(Element data from apps and pages)

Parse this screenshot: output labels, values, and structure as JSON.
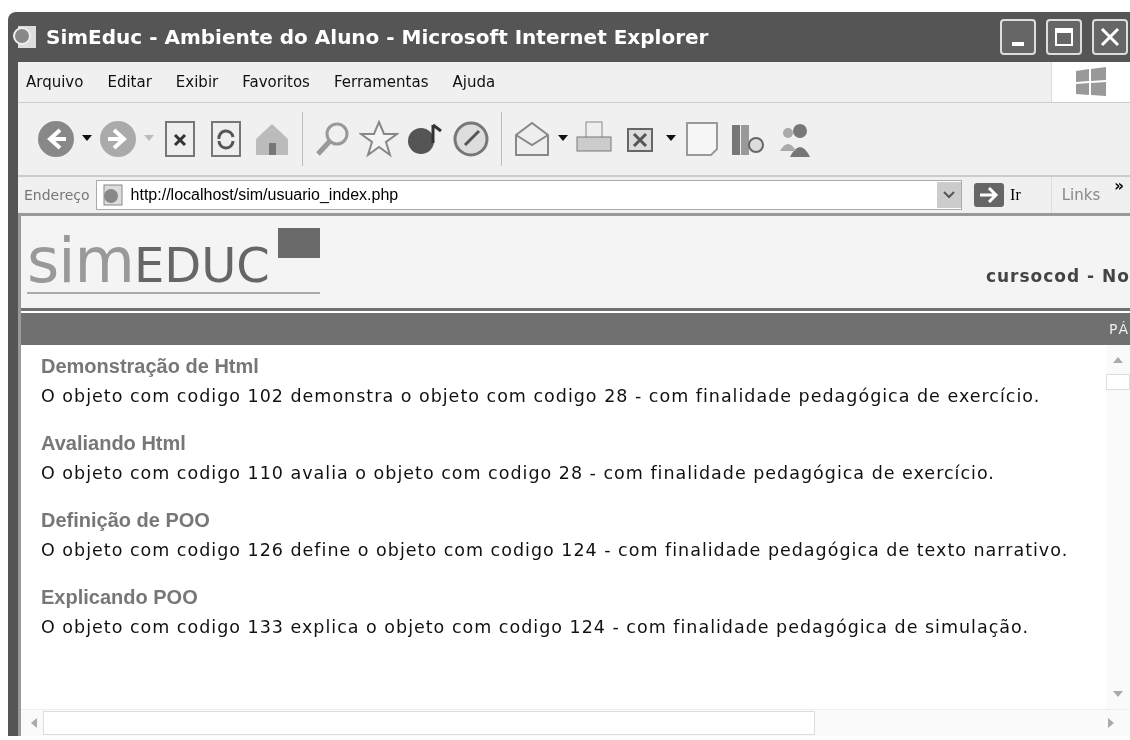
{
  "window": {
    "title": "SimEduc - Ambiente do Aluno - Microsoft Internet Explorer"
  },
  "menu": [
    "Arquivo",
    "Editar",
    "Exibir",
    "Favoritos",
    "Ferramentas",
    "Ajuda"
  ],
  "toolbar": [
    {
      "kind": "back"
    },
    {
      "kind": "dropdown",
      "disabled": false
    },
    {
      "kind": "forward"
    },
    {
      "kind": "dropdown",
      "disabled": true
    },
    {
      "kind": "stop"
    },
    {
      "kind": "refresh"
    },
    {
      "kind": "home"
    },
    {
      "kind": "separator"
    },
    {
      "kind": "search"
    },
    {
      "kind": "favorites"
    },
    {
      "kind": "media"
    },
    {
      "kind": "history"
    },
    {
      "kind": "separator"
    },
    {
      "kind": "mail"
    },
    {
      "kind": "dropdown",
      "disabled": false
    },
    {
      "kind": "print"
    },
    {
      "kind": "excel"
    },
    {
      "kind": "dropdown",
      "disabled": false
    },
    {
      "kind": "note"
    },
    {
      "kind": "research"
    },
    {
      "kind": "messenger"
    }
  ],
  "address_bar": {
    "label": "Endereço",
    "value": "http://localhost/sim/usuario_index.php",
    "go": "Ir",
    "links": "Links",
    "more": "»"
  },
  "page": {
    "logo": {
      "light": "sim",
      "dark": "EDUC"
    },
    "header_text": "cursocod - No",
    "nav_text": "PÁ",
    "items": [
      {
        "title": "Demonstração de Html",
        "text": "O objeto com codigo 102 demonstra o objeto com codigo 28 - com finalidade pedagógica de exercício."
      },
      {
        "title": "Avaliando Html",
        "text": "O objeto com codigo 110 avalia o objeto com codigo 28 - com finalidade pedagógica de exercício."
      },
      {
        "title": "Definição de POO",
        "text": "O objeto com codigo 126 define o objeto com codigo 124 - com finalidade pedagógica de texto narrativo."
      },
      {
        "title": "Explicando POO",
        "text": "O objeto com codigo 133 explica o objeto com codigo 124 - com finalidade pedagógica de simulação."
      }
    ]
  }
}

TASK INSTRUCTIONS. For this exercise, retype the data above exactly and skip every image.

EXERCISE ANSWER.
Parse this screenshot: output labels, values, and structure as JSON.
{
  "window": {
    "title": "SimEduc - Ambiente do Aluno - Microsoft Internet Explorer"
  },
  "menu": [
    "Arquivo",
    "Editar",
    "Exibir",
    "Favoritos",
    "Ferramentas",
    "Ajuda"
  ],
  "toolbar": [
    {
      "kind": "back"
    },
    {
      "kind": "dropdown",
      "disabled": false
    },
    {
      "kind": "forward"
    },
    {
      "kind": "dropdown",
      "disabled": true
    },
    {
      "kind": "stop"
    },
    {
      "kind": "refresh"
    },
    {
      "kind": "home"
    },
    {
      "kind": "separator"
    },
    {
      "kind": "search"
    },
    {
      "kind": "favorites"
    },
    {
      "kind": "media"
    },
    {
      "kind": "history"
    },
    {
      "kind": "separator"
    },
    {
      "kind": "mail"
    },
    {
      "kind": "dropdown",
      "disabled": false
    },
    {
      "kind": "print"
    },
    {
      "kind": "excel"
    },
    {
      "kind": "dropdown",
      "disabled": false
    },
    {
      "kind": "note"
    },
    {
      "kind": "research"
    },
    {
      "kind": "messenger"
    }
  ],
  "address_bar": {
    "label": "Endereço",
    "value": "http://localhost/sim/usuario_index.php",
    "go": "Ir",
    "links": "Links",
    "more": "»"
  },
  "page": {
    "logo": {
      "light": "sim",
      "dark": "EDUC"
    },
    "header_text": "cursocod - No",
    "nav_text": "PÁ",
    "items": [
      {
        "title": "Demonstração de Html",
        "text": "O objeto com codigo 102 demonstra o objeto com codigo 28 - com finalidade pedagógica de exercício."
      },
      {
        "title": "Avaliando Html",
        "text": "O objeto com codigo 110 avalia o objeto com codigo 28 - com finalidade pedagógica de exercício."
      },
      {
        "title": "Definição de POO",
        "text": "O objeto com codigo 126 define o objeto com codigo 124 - com finalidade pedagógica de texto narrativo."
      },
      {
        "title": "Explicando POO",
        "text": "O objeto com codigo 133 explica o objeto com codigo 124 - com finalidade pedagógica de simulação."
      }
    ]
  }
}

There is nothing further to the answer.